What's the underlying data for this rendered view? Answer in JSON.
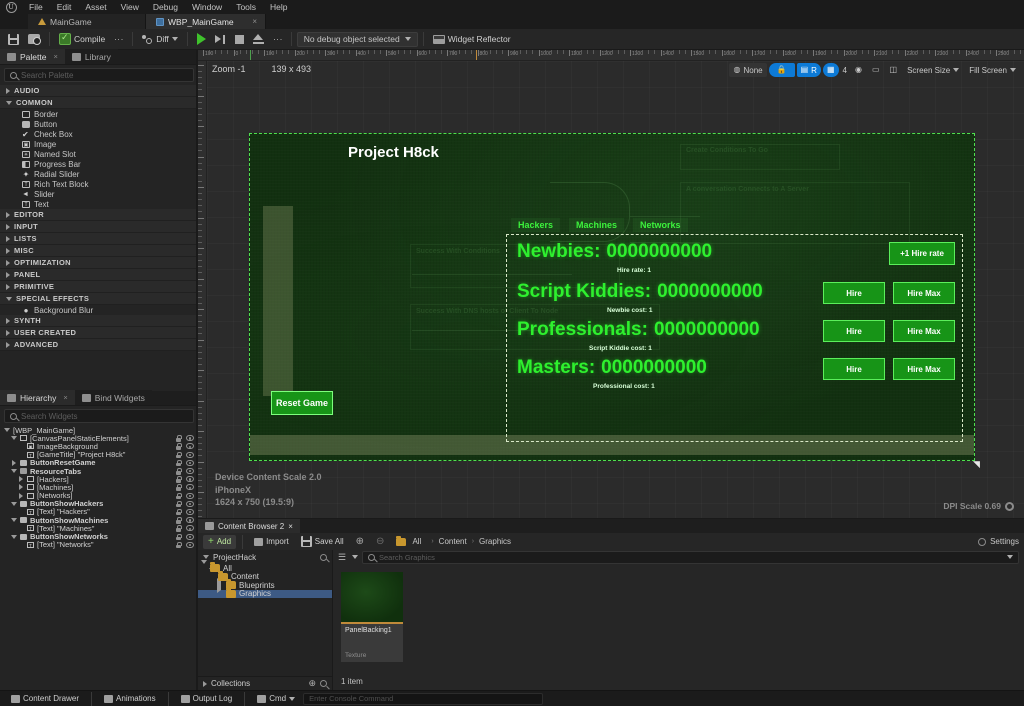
{
  "menu": {
    "items": [
      "File",
      "Edit",
      "Asset",
      "View",
      "Debug",
      "Window",
      "Tools",
      "Help"
    ],
    "logo_glyph": "U"
  },
  "asset_tabs": [
    {
      "label": "MainGame",
      "icon": "blueprint-icon",
      "active": false,
      "closable": false
    },
    {
      "label": "WBP_MainGame",
      "icon": "widget-blueprint-icon",
      "active": true,
      "closable": true,
      "close_glyph": "×"
    }
  ],
  "toolbar": {
    "save_label": "",
    "browse_label": "",
    "compile_label": "Compile",
    "diff_label": "Diff",
    "debug_object_label": "No debug object selected",
    "widget_reflector_label": "Widget Reflector",
    "dots_glyph": "⋮"
  },
  "palette": {
    "tabs": [
      {
        "label": "Palette",
        "active": true,
        "close_glyph": "×"
      },
      {
        "label": "Library",
        "active": false
      }
    ],
    "search_placeholder": "Search Palette",
    "search_value": "",
    "categories": [
      {
        "label": "AUDIO",
        "expanded": false,
        "items": []
      },
      {
        "label": "COMMON",
        "expanded": true,
        "items": [
          {
            "label": "Border",
            "icon": "border-icon"
          },
          {
            "label": "Button",
            "icon": "button-icon"
          },
          {
            "label": "Check Box",
            "icon": "checkbox-icon"
          },
          {
            "label": "Image",
            "icon": "image-icon"
          },
          {
            "label": "Named Slot",
            "icon": "named-slot-icon"
          },
          {
            "label": "Progress Bar",
            "icon": "progress-bar-icon"
          },
          {
            "label": "Radial Slider",
            "icon": "radial-slider-icon"
          },
          {
            "label": "Rich Text Block",
            "icon": "rich-text-icon"
          },
          {
            "label": "Slider",
            "icon": "slider-icon"
          },
          {
            "label": "Text",
            "icon": "text-icon"
          }
        ]
      },
      {
        "label": "EDITOR",
        "expanded": false,
        "items": []
      },
      {
        "label": "INPUT",
        "expanded": false,
        "items": []
      },
      {
        "label": "LISTS",
        "expanded": false,
        "items": []
      },
      {
        "label": "MISC",
        "expanded": false,
        "items": []
      },
      {
        "label": "OPTIMIZATION",
        "expanded": false,
        "items": []
      },
      {
        "label": "PANEL",
        "expanded": false,
        "items": []
      },
      {
        "label": "PRIMITIVE",
        "expanded": false,
        "items": []
      },
      {
        "label": "SPECIAL EFFECTS",
        "expanded": true,
        "items": [
          {
            "label": "Background Blur",
            "icon": "background-blur-icon"
          }
        ]
      },
      {
        "label": "SYNTH",
        "expanded": false,
        "items": []
      },
      {
        "label": "USER CREATED",
        "expanded": false,
        "items": []
      },
      {
        "label": "ADVANCED",
        "expanded": false,
        "items": []
      }
    ]
  },
  "hierarchy": {
    "tabs": [
      {
        "label": "Hierarchy",
        "active": true,
        "close_glyph": "×"
      },
      {
        "label": "Bind Widgets",
        "active": false
      }
    ],
    "search_placeholder": "Search Widgets",
    "search_value": "",
    "nodes": [
      {
        "label": "[WBP_MainGame]",
        "indent": 0,
        "icon": "none",
        "twist": "down",
        "bold": false,
        "actions": false
      },
      {
        "label": "[CanvasPanelStaticElements]",
        "indent": 1,
        "icon": "canvas",
        "twist": "down",
        "bold": false,
        "actions": true
      },
      {
        "label": "ImageBackground",
        "indent": 2,
        "icon": "img",
        "twist": "none",
        "bold": false,
        "actions": true,
        "locked": true
      },
      {
        "label": "[GameTitle] \"Project H8ck\"",
        "indent": 2,
        "icon": "txt",
        "twist": "none",
        "bold": false,
        "actions": true
      },
      {
        "label": "ButtonResetGame",
        "indent": 1,
        "icon": "btn",
        "twist": "right",
        "bold": true,
        "actions": true
      },
      {
        "label": "ResourceTabs",
        "indent": 1,
        "icon": "vbox",
        "twist": "down",
        "bold": true,
        "actions": true
      },
      {
        "label": "[Hackers]",
        "indent": 2,
        "icon": "canvas",
        "twist": "right",
        "bold": false,
        "actions": true
      },
      {
        "label": "[Machines]",
        "indent": 2,
        "icon": "canvas",
        "twist": "right",
        "bold": false,
        "actions": true
      },
      {
        "label": "[Networks]",
        "indent": 2,
        "icon": "canvas",
        "twist": "right",
        "bold": false,
        "actions": true
      },
      {
        "label": "ButtonShowHackers",
        "indent": 1,
        "icon": "btn",
        "twist": "down",
        "bold": true,
        "actions": true
      },
      {
        "label": "[Text] \"Hackers\"",
        "indent": 2,
        "icon": "txt",
        "twist": "none",
        "bold": false,
        "actions": true
      },
      {
        "label": "ButtonShowMachines",
        "indent": 1,
        "icon": "btn",
        "twist": "down",
        "bold": true,
        "actions": true
      },
      {
        "label": "[Text] \"Machines\"",
        "indent": 2,
        "icon": "txt",
        "twist": "none",
        "bold": false,
        "actions": true
      },
      {
        "label": "ButtonShowNetworks",
        "indent": 1,
        "icon": "btn",
        "twist": "down",
        "bold": true,
        "actions": true
      },
      {
        "label": "[Text] \"Networks\"",
        "indent": 2,
        "icon": "txt",
        "twist": "none",
        "bold": false,
        "actions": true
      }
    ]
  },
  "viewport": {
    "zoom_label": "Zoom -1",
    "size_label": "139 x 493",
    "controls": [
      {
        "name": "none-selector",
        "label": "None",
        "icon": "globe-icon",
        "on": false
      },
      {
        "name": "lock-toggle",
        "label": "",
        "icon": "lock-icon",
        "on": true
      },
      {
        "name": "layout-toggle",
        "label": "R",
        "icon": "layout-icon",
        "on": true
      },
      {
        "name": "grid-toggle",
        "label": "4",
        "icon": "grid-icon",
        "on": true
      },
      {
        "name": "snap-toggle",
        "label": "",
        "icon": "target-icon",
        "on": false
      },
      {
        "name": "screenshot-button",
        "label": "",
        "icon": "camera-icon",
        "on": false
      },
      {
        "name": "mirror-toggle",
        "label": "",
        "icon": "mirror-icon",
        "on": false
      },
      {
        "name": "screen-size-dropdown",
        "label": "Screen Size",
        "icon": "chevron-down-icon",
        "on": false
      },
      {
        "name": "fill-screen-dropdown",
        "label": "Fill Screen",
        "icon": "chevron-down-icon",
        "on": false
      }
    ],
    "device_info_lines": [
      "Device Content Scale 2.0",
      "iPhoneX",
      "1624 x 750 (19.5:9)"
    ],
    "dpi_label": "DPI Scale 0.69",
    "ruler_labels": [
      "100",
      "0",
      "100",
      "200",
      "300",
      "400",
      "500",
      "600",
      "700",
      "800",
      "900",
      "1000",
      "1100",
      "1200",
      "1300",
      "1400",
      "1500",
      "1600",
      "1700",
      "1800",
      "1900",
      "2000",
      "2100",
      "2200",
      "2300",
      "2400",
      "2500"
    ]
  },
  "game": {
    "title": "Project H8ck",
    "tabs": [
      {
        "label": "Hackers"
      },
      {
        "label": "Machines"
      },
      {
        "label": "Networks"
      }
    ],
    "rows": [
      {
        "name": "Newbies:",
        "value": "0000000000",
        "sub": "Hire rate: 1",
        "buttons": [
          {
            "label": "+1 Hire rate",
            "kind": "wide"
          }
        ]
      },
      {
        "name": "Script Kiddies:",
        "value": "0000000000",
        "sub": "Newbie cost: 1",
        "buttons": [
          {
            "label": "Hire",
            "kind": "normal"
          },
          {
            "label": "Hire Max",
            "kind": "normal"
          }
        ]
      },
      {
        "name": "Professionals:",
        "value": "0000000000",
        "sub": "Script Kiddie cost: 1",
        "buttons": [
          {
            "label": "Hire",
            "kind": "normal"
          },
          {
            "label": "Hire Max",
            "kind": "normal"
          }
        ]
      },
      {
        "name": "Masters:",
        "value": "0000000000",
        "sub": "Professional cost: 1",
        "buttons": [
          {
            "label": "Hire",
            "kind": "normal"
          },
          {
            "label": "Hire Max",
            "kind": "normal"
          }
        ]
      }
    ],
    "reset_label": "Reset Game",
    "accent_green": "#2ef02e",
    "button_green": "#179417",
    "panel_bg": "#123010",
    "ghost_texts": [
      "Create Conditions To Go",
      "A conversation Connects to A Server",
      "Success With Conditions",
      "Success With DNS hosts of Client To Node"
    ]
  },
  "content_browser": {
    "tab_label": "Content Browser 2",
    "tab_close_glyph": "×",
    "add_label": "Add",
    "import_label": "Import",
    "save_all_label": "Save All",
    "breadcrumbs": [
      "All",
      "Content",
      "Graphics"
    ],
    "breadcrumb_sep": "›",
    "source_label": "ProjectHack",
    "search_placeholder": "Search Graphics",
    "search_value": "",
    "tree": [
      {
        "label": "All",
        "indent": 0,
        "twist": "down",
        "selected": false
      },
      {
        "label": "Content",
        "indent": 1,
        "twist": "down",
        "selected": false
      },
      {
        "label": "Blueprints",
        "indent": 2,
        "twist": "right",
        "selected": false
      },
      {
        "label": "Graphics",
        "indent": 2,
        "twist": "none",
        "selected": true
      }
    ],
    "collections_label": "Collections",
    "assets": [
      {
        "name": "PanelBacking1",
        "type": "Texture"
      }
    ],
    "item_count_label": "1 item",
    "settings_label": "Settings"
  },
  "status_bar": {
    "content_drawer_label": "Content Drawer",
    "animations_label": "Animations",
    "output_log_label": "Output Log",
    "cmd_label": "Cmd",
    "console_placeholder": "Enter Console Command"
  }
}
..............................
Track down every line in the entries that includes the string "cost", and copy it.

• **Output of the task**:
        "sub": "Newbie cost: 1",
        "sub": "Script Kiddie cost: 1",
        "sub": "Professional cost: 1",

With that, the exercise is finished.